Authenticity Photos of natural, realistic, lived-in and worked-in spaces are more interesting to an audience than a pristine still life. By bringing the right props for staging, and/or waiting until after client move-in, we capture a more genuine and familiar context within a space. This framing creates a more authentic connection with your audience. For today’s data-driven and evidencebased clients, we have an opportunity to convey stories with creative visuals in place of conventional text. Instead

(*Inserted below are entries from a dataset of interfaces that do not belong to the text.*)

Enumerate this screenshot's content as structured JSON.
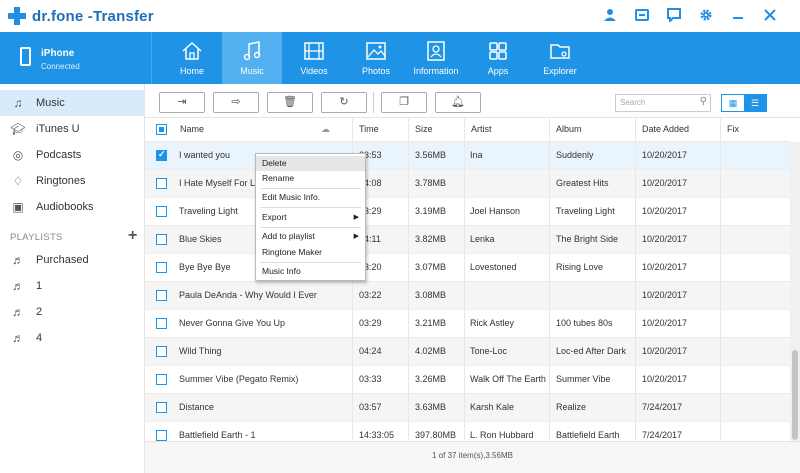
{
  "app": {
    "title": "dr.fone -Transfer"
  },
  "window_icons": [
    "user-icon",
    "inbox-icon",
    "chat-icon",
    "settings-icon",
    "minimize-icon",
    "close-icon"
  ],
  "device": {
    "name": "iPhone",
    "status": "Connected"
  },
  "tabs": [
    {
      "label": "Home",
      "icon": "home-icon"
    },
    {
      "label": "Music",
      "icon": "music-icon",
      "active": true
    },
    {
      "label": "Videos",
      "icon": "film-icon"
    },
    {
      "label": "Photos",
      "icon": "photo-icon"
    },
    {
      "label": "Information",
      "icon": "contact-icon"
    },
    {
      "label": "Apps",
      "icon": "apps-icon"
    },
    {
      "label": "Explorer",
      "icon": "folder-icon"
    }
  ],
  "sidebar": {
    "items": [
      {
        "label": "Music",
        "icon": "music-note-icon",
        "active": true
      },
      {
        "label": "iTunes U",
        "icon": "graduation-icon"
      },
      {
        "label": "Podcasts",
        "icon": "podcast-icon"
      },
      {
        "label": "Ringtones",
        "icon": "bell-icon"
      },
      {
        "label": "Audiobooks",
        "icon": "book-icon"
      }
    ],
    "playlists_header": "PLAYLISTS",
    "add_label": "+",
    "playlists": [
      {
        "label": "Purchased"
      },
      {
        "label": "1"
      },
      {
        "label": "2"
      },
      {
        "label": "4"
      }
    ]
  },
  "toolbar": {
    "buttons": [
      "import-icon",
      "export-icon",
      "delete-icon",
      "refresh-icon",
      "dedupe-icon",
      "ringtone-icon"
    ],
    "search_placeholder": "Search"
  },
  "table": {
    "columns": [
      "Name",
      "Time",
      "Size",
      "Artist",
      "Album",
      "Date Added",
      "Fix"
    ],
    "rows": [
      {
        "checked": true,
        "name": "I wanted you",
        "time": "03:53",
        "size": "3.56MB",
        "artist": "Ina",
        "album": "Suddenly",
        "date": "10/20/2017"
      },
      {
        "checked": false,
        "name": "I Hate Myself For Lo",
        "time": "04:08",
        "size": "3.78MB",
        "artist": "",
        "album": "Greatest Hits",
        "date": "10/20/2017"
      },
      {
        "checked": false,
        "name": "Traveling Light",
        "time": "03:29",
        "size": "3.19MB",
        "artist": "Joel Hanson",
        "album": "Traveling Light",
        "date": "10/20/2017"
      },
      {
        "checked": false,
        "name": "Blue Skies",
        "time": "04:11",
        "size": "3.82MB",
        "artist": "Lenka",
        "album": "The Bright Side",
        "date": "10/20/2017"
      },
      {
        "checked": false,
        "name": "Bye Bye Bye",
        "time": "03:20",
        "size": "3.07MB",
        "artist": "Lovestoned",
        "album": "Rising Love",
        "date": "10/20/2017"
      },
      {
        "checked": false,
        "name": "Paula DeAnda - Why Would I Ever",
        "time": "03:22",
        "size": "3.08MB",
        "artist": "",
        "album": "",
        "date": "10/20/2017"
      },
      {
        "checked": false,
        "name": "Never Gonna Give You Up",
        "time": "03:29",
        "size": "3.21MB",
        "artist": "Rick Astley",
        "album": "100 tubes 80s",
        "date": "10/20/2017"
      },
      {
        "checked": false,
        "name": "Wild Thing",
        "time": "04:24",
        "size": "4.02MB",
        "artist": "Tone-Loc",
        "album": "Loc-ed After Dark",
        "date": "10/20/2017"
      },
      {
        "checked": false,
        "name": "Summer Vibe (Pegato Remix)",
        "time": "03:33",
        "size": "3.26MB",
        "artist": "Walk Off The Earth",
        "album": "Summer Vibe",
        "date": "10/20/2017"
      },
      {
        "checked": false,
        "name": "Distance",
        "time": "03:57",
        "size": "3.63MB",
        "artist": "Karsh Kale",
        "album": "Realize",
        "date": "7/24/2017"
      },
      {
        "checked": false,
        "name": "Battlefield Earth - 1",
        "time": "14:33:05",
        "size": "397.80MB",
        "artist": "L. Ron Hubbard",
        "album": "Battlefield Earth",
        "date": "7/24/2017"
      }
    ]
  },
  "status": "1 of 37 item(s),3.56MB",
  "context_menu": {
    "items": [
      {
        "label": "Delete",
        "hover": true
      },
      {
        "label": "Rename"
      },
      {
        "label": "Edit Music Info."
      },
      {
        "label": "Export",
        "submenu": true
      },
      {
        "label": "Add to playlist",
        "submenu": true
      },
      {
        "label": "Ringtone Maker"
      },
      {
        "label": "Music Info"
      }
    ]
  },
  "colors": {
    "accent": "#1f93e6",
    "active_tab": "#52b0f0",
    "sidebar_active": "#d7ebfb"
  }
}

of describing the features of a complex HVAC system in a hospital setting, an infographic image can show data points on the new system’s energy performance, water reuse, and contribution to LEED Certification. The shelf life of our images and story narratives is long; thousands may see, read, and reflect on what we produce. Invest the time to establish your distinctive strategy, identify opportunities to support the firm’s advantages, and execute writing, photography, and image-making with a long-term view. And consider the advice of Lin-Manuel Miranda of Hamilton fame: “You can fume at the world if you like. You can also use your words, art, and gifts to let us in. Build us a bridge to where you are.” n
Published on Jan 12, 2017
MICHAEL J. REILLY, FSMPS, is principal of Reilly Communications, a Boston-based public relations, training, and marketing firm. He is a past...